-2
$\begingroup$

How can I solve using Mathematica the simple 1st order PDE system:

$\frac{\partial P}{\partial x}=f(x,y,z)$

$\frac{\partial P}{\partial y}=g(x,y,z)$

$\frac{\partial P}{\partial z}=h(x,y,z)$

I want the complete expression for the scalar function P.

$\endgroup$
  • $\begingroup$ Welcome to Mathematica.SE! I suggest the following: 1) As you receive help, try to give it too, by answering questions in your area of expertise. 2) Take the tour! 3) When you see good questions and answers, vote them up by clicking the gray triangles, because the credibility of the system is based on the reputation gained by users sharing their knowledge. Also, please remember to accept the answer, if any, that solves your problem, by clicking the checkmark sign! $\endgroup$ – Michael E2 Nov 26 '15 at 13:57
  • 1
    $\begingroup$ People here generally like users to post code as Mathematica code instead of images or TeX, so they can copy-paste it. It makes it convenient for them and more likely you will get someone to help you. You may find this this meta Q&A helpful -- You might also want to put your TeX between dollar signs. $\endgroup$ – Michael E2 Nov 26 '15 at 13:57
  • $\begingroup$ @MichaelE2 That depends on whether the subscripts on f represent derivatives. If not, then additional relationships are required for the equations to have any solution at all, as I am sure you know. $\endgroup$ – bbgodfrey Nov 26 '15 at 14:05
  • $\begingroup$ the subscripts do not indicate differentiation. I ve changed the notation so as to avoid this confusion. The functions f,g,h are given by very large expressions so I would like to solve it using Mathematica rather by hand. Actually It's not possible to manipulate the system by hand... $\endgroup$ – DK13 Nov 26 '15 at 15:47
  • $\begingroup$ and f,g and h are components of a vector field $\endgroup$ – DK13 Nov 26 '15 at 15:51
2
$\begingroup$

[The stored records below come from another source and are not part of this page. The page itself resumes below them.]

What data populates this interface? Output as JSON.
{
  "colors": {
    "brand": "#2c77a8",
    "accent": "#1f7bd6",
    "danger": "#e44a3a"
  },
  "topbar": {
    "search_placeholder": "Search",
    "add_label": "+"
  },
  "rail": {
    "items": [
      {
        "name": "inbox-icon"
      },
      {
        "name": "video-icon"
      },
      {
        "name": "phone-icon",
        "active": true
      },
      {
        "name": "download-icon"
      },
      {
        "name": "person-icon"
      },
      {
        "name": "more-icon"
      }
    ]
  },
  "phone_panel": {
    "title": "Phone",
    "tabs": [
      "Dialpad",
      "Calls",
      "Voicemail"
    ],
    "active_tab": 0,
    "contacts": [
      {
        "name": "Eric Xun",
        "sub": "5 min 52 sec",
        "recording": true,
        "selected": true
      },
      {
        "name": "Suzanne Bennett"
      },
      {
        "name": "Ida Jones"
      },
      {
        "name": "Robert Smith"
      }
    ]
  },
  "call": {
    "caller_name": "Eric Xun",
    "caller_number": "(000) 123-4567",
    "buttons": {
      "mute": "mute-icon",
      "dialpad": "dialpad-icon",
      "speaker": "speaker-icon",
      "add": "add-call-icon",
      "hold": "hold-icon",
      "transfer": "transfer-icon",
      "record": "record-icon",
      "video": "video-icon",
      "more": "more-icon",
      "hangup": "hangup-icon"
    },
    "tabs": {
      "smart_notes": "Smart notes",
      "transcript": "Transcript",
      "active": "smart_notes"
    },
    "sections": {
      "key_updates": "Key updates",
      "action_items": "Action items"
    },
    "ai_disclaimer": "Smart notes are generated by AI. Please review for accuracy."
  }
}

In order for the set of equations in the question to have a solution, the vector must be Curl-free. In other words, all components of

Curl[{f[x, y, z], g[x, y, z], h[x, y, z]}, {x, y, z}]
(* {-Derivative[0, 0, 1][g][x, y, z] + Derivative[0, 1, 0][h][x, y, z], 
     Derivative[0, 0, 1][f][x, y, z] - Derivative[1, 0, 0][h][x, y, z], 
    -Derivative[0, 1, 0][f][x, y, z] + Derivative[1, 0, 0][g][x, y, z]} *))

must equate to zero.

Example

For instance, if the vector is given by the gradient of v,

vec = Grad[v[x, y, z], {x, y, z}]  
(* {Derivative[1, 0, 0][v][x, y, z], 
    Derivative[0, 1, 0][v][x, y, z], 
    Derivative[0, 0, 1][v][x, y, z]} *)

Then, of course, the curl vanishes

Curl[vec, {x, y, z}]
(* {0, 0, 0} *)

and DSolve can provide an answer.

DSolve[{D[P[x, y, z], x] == vec[[1]], D[P[x, y, z], y] == vec[[2]], 
        D[P[x, y, z], z] == vec[[3]]}, P[x, y, z], {x, y, z}]
(* {{P[x, y, z] -> C[1] + v[x, y, z]}} *)

as expected. In contrast, if vec is not the gradient of a scalar, there is no solution, and DSolve returns unevaluated. Unfortunately, the converse is not necessarily true. If DSolve returns unevaluated, it is possible that it merely was unable to recognize that vec is the gradient of a scalar.

$\endgroup$
  • $\begingroup$ Thank you for the advice, I tried it... The Curl of {f,g,h} does not vanish... $\endgroup$ – DK13 Nov 26 '15 at 20:23
  • $\begingroup$ So I suppose that I have to modify, the components f,g,h so as to represent an Curl-free field... If the physical model permitts such a modification! $\endgroup$ – DK13 Nov 26 '15 at 20:24
  • $\begingroup$ @DK13 Also, remember to run Simplify and, if necessary and not too slow, FullSimplify to be sure the vector is not curl-free. In my all too lengthy experience as a physicist, I have observed that most vectors in fundamental theories are either curl-free or divergence-free. $\endgroup$ – bbgodfrey Nov 26 '15 at 20:27

Not the answer you're looking for? Browse other questions tagged or ask your own question.